PROBLEM DETAILS:
Quote the entries in full, character for character, without their images.

RECORDS SHOWN:
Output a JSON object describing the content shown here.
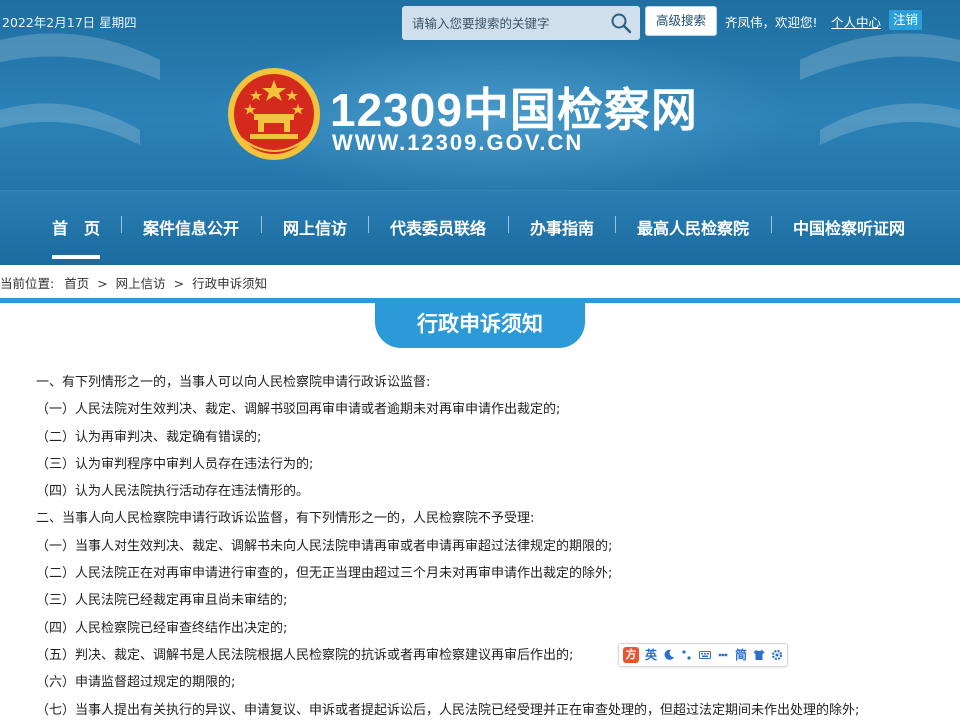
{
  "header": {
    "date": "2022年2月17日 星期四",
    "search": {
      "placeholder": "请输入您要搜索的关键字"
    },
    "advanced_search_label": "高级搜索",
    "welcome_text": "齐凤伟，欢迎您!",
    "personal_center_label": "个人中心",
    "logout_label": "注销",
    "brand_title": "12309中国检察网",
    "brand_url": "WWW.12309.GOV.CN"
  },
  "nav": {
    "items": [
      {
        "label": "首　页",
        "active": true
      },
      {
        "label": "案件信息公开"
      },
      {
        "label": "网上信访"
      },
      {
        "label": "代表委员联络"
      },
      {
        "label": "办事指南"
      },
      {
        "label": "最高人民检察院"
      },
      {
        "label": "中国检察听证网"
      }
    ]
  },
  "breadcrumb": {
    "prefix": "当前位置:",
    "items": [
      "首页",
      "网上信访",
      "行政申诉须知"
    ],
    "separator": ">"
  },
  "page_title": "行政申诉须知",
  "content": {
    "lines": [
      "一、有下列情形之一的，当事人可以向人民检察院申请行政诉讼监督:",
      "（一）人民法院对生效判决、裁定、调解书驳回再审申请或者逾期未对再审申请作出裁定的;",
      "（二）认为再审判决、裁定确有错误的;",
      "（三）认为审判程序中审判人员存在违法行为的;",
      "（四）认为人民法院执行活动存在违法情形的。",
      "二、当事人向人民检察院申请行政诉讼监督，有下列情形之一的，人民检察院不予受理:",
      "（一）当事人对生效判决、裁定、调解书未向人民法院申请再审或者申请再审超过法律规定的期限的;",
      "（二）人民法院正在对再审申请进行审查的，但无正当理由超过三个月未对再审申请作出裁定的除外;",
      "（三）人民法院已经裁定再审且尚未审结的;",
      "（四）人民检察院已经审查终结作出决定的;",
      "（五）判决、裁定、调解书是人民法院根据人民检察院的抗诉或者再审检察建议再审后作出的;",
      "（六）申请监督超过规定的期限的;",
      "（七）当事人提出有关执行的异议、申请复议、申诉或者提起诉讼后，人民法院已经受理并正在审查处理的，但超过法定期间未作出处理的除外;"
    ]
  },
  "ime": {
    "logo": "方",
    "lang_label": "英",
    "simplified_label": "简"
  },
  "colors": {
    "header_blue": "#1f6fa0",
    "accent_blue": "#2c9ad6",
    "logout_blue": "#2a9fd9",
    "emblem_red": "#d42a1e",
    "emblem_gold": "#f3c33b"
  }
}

SOLUTION BELOW:
Output a JSON object describing the content shown here.
{
  "header": {
    "date": "2022年2月17日 星期四",
    "search": {
      "placeholder": "请输入您要搜索的关键字"
    },
    "advanced_search_label": "高级搜索",
    "welcome_text": "齐凤伟，欢迎您!",
    "personal_center_label": "个人中心",
    "logout_label": "注销",
    "brand_title": "12309中国检察网",
    "brand_url": "WWW.12309.GOV.CN"
  },
  "nav": {
    "items": [
      {
        "label": "首　页",
        "active": true
      },
      {
        "label": "案件信息公开"
      },
      {
        "label": "网上信访"
      },
      {
        "label": "代表委员联络"
      },
      {
        "label": "办事指南"
      },
      {
        "label": "最高人民检察院"
      },
      {
        "label": "中国检察听证网"
      }
    ]
  },
  "breadcrumb": {
    "prefix": "当前位置:",
    "items": [
      "首页",
      "网上信访",
      "行政申诉须知"
    ],
    "separator": ">"
  },
  "page_title": "行政申诉须知",
  "content": {
    "lines": [
      "一、有下列情形之一的，当事人可以向人民检察院申请行政诉讼监督:",
      "（一）人民法院对生效判决、裁定、调解书驳回再审申请或者逾期未对再审申请作出裁定的;",
      "（二）认为再审判决、裁定确有错误的;",
      "（三）认为审判程序中审判人员存在违法行为的;",
      "（四）认为人民法院执行活动存在违法情形的。",
      "二、当事人向人民检察院申请行政诉讼监督，有下列情形之一的，人民检察院不予受理:",
      "（一）当事人对生效判决、裁定、调解书未向人民法院申请再审或者申请再审超过法律规定的期限的;",
      "（二）人民法院正在对再审申请进行审查的，但无正当理由超过三个月未对再审申请作出裁定的除外;",
      "（三）人民法院已经裁定再审且尚未审结的;",
      "（四）人民检察院已经审查终结作出决定的;",
      "（五）判决、裁定、调解书是人民法院根据人民检察院的抗诉或者再审检察建议再审后作出的;",
      "（六）申请监督超过规定的期限的;",
      "（七）当事人提出有关执行的异议、申请复议、申诉或者提起诉讼后，人民法院已经受理并正在审查处理的，但超过法定期间未作出处理的除外;"
    ]
  },
  "ime": {
    "logo": "方",
    "lang_label": "英",
    "simplified_label": "简"
  },
  "colors": {
    "header_blue": "#1f6fa0",
    "accent_blue": "#2c9ad6",
    "logout_blue": "#2a9fd9",
    "emblem_red": "#d42a1e",
    "emblem_gold": "#f3c33b"
  }
}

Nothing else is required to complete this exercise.